  • Poch Peralta

    We can't just do everything online. It will clog our brains. We have to go and think outside and refresh our minds. Most useful ideas come when step away from our online gadgets. Just a 15-minute walk can do that!

  • patricking

    I don't agree at all. I think technology and Google in particular make for accuracy. In olden times anyone could say anything with authority and have their incorrect stats quoted based on their personalities.

    No one can get away with this any more and that is a great thing. It is also a great thing to be able to check your facts before you state them. You no longer have to rely on a book you read in 1977.

    Far from making people less intelligent this ability makes them much MORE intelligent. If you have to look something up 3 or 4 times, chances are you'll remember it the 5th time.

  • eaajdjmd
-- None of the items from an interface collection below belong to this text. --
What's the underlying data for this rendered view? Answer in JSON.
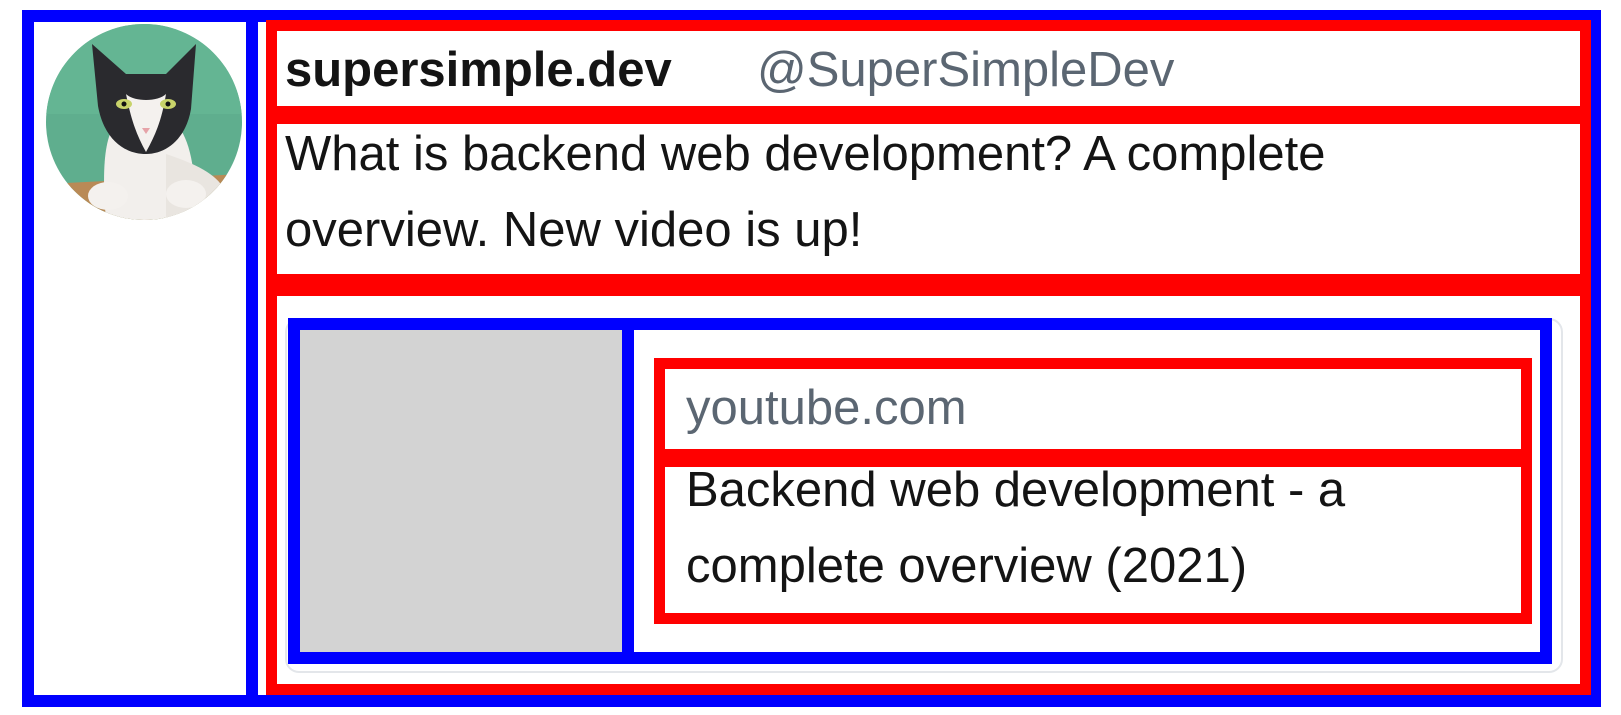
{
  "tweet": {
    "author_name": "supersimple.dev",
    "author_handle": "@SuperSimpleDev",
    "text_lines": [
      "What is backend web development? A complete",
      "overview. New video is up!"
    ],
    "avatar_icon": "cat-photo-avatar"
  },
  "link_preview": {
    "site": "youtube.com",
    "title_lines": [
      "Backend web development - a",
      "complete overview (2021)"
    ],
    "thumbnail_icon": "thumbnail-placeholder"
  },
  "colors": {
    "outline_blue": "#0000ff",
    "outline_red": "#ff0000",
    "secondary_text": "#5b6672",
    "thumbnail_fill": "#d3d3d3"
  }
}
    I so agree--in my home we are so technology immersed that almost everyone is disconnected.......I worry for myself--I have been caring for my autistic son (doing great these days!) and three years ago we adopted twin infants--I was FORCED to disconnect from the virtual world and re-connect with that which is real........I am now re-connecting as three year olds require a different type of concentration.......hopefully I won't go the way of the rest of my household! A Crawl.....A most interesting point about the ability to read these days........we watch "Wicked Tuna" (one of my sons is really into fishing and has discovered that show) and I brought up The Old Man and the Sea........His comment was "There's a book about this? Why would anyone read it?" I fear for our future.......

  • shadow

    Mid-article I googled "Luddite", returned to the article, and felt shame upon realization.

    Excellent article and insight- thank you for posting

  • Jaap Nauta

    The invention of book-printing caused about the same reaction. That was about 1000 years ago. I googled that fact off course.

  • Scarlett Fu

    There was an Atlantic article which we received whilst studying on a Masters degree (we received it on paper, only the source is from the Internet!), aptly titled 'Is Google Making Us Stupid?' by Nicholas Carr. Since reading that article, it's been a conscious effort to avoid using search engines unless it is absolutely necessary, and the level of concentration has noticeably increased.
    If anyone is interested in the article, the link is here, I shan't ask you to Google it!

    • Shamoon

      Thanks! I'll definitely read it. Great find.

  • Tom Maybrier

    It's also worth pointing out that since humans seem largely incapable of using a ranged scoring system correctly that the "best" stuff according to the internet isn't really a reliable metric.

    As proof of this, I submit the racket that is Yelp's business practices (Do google that!) and everyone who's ever rated an amazon product 1 star because of their experience with a particular seller.

  • A Crawl II

    I agree. I noticed a few months ago how the ease of access and the "snap" changes in social networking had been draining the life out of my attention span. I noticed that I could only read about 2 to 3 pages of a book before I had to use a concentrated effort to continue on reading. So,I dialed way back... on task lists, google and trivial social interactions. Now I'm up to about 30 pages of easy reading per sitting. I'd say yes... let your brain do what it's built to do.

    • Ben Goldhirsh

      totally been feeling the same thing. Have you read Dave Egger's new book, The Circle?


        Great book, chilling. The mind is a terrible thing to waste. Using the Internet as my factoid database, I began forgetting people's names, after having just been introduced. I push myself to live a more 3D life, with people I can see, touch, and share moments --even if it's a smile and brief banter with a stranger, standing behind me in line at the Post Office. Living life, with purposeful breaks from technology is not a hobby.

        • Ben Goldhirsh

          That last sentence is one I'll keep with me.

    • Shamoon

      Awesome progress. I've noticed a marked change in myself after being ultra immersed in "technology" and removing myself from it.

  • Shamoon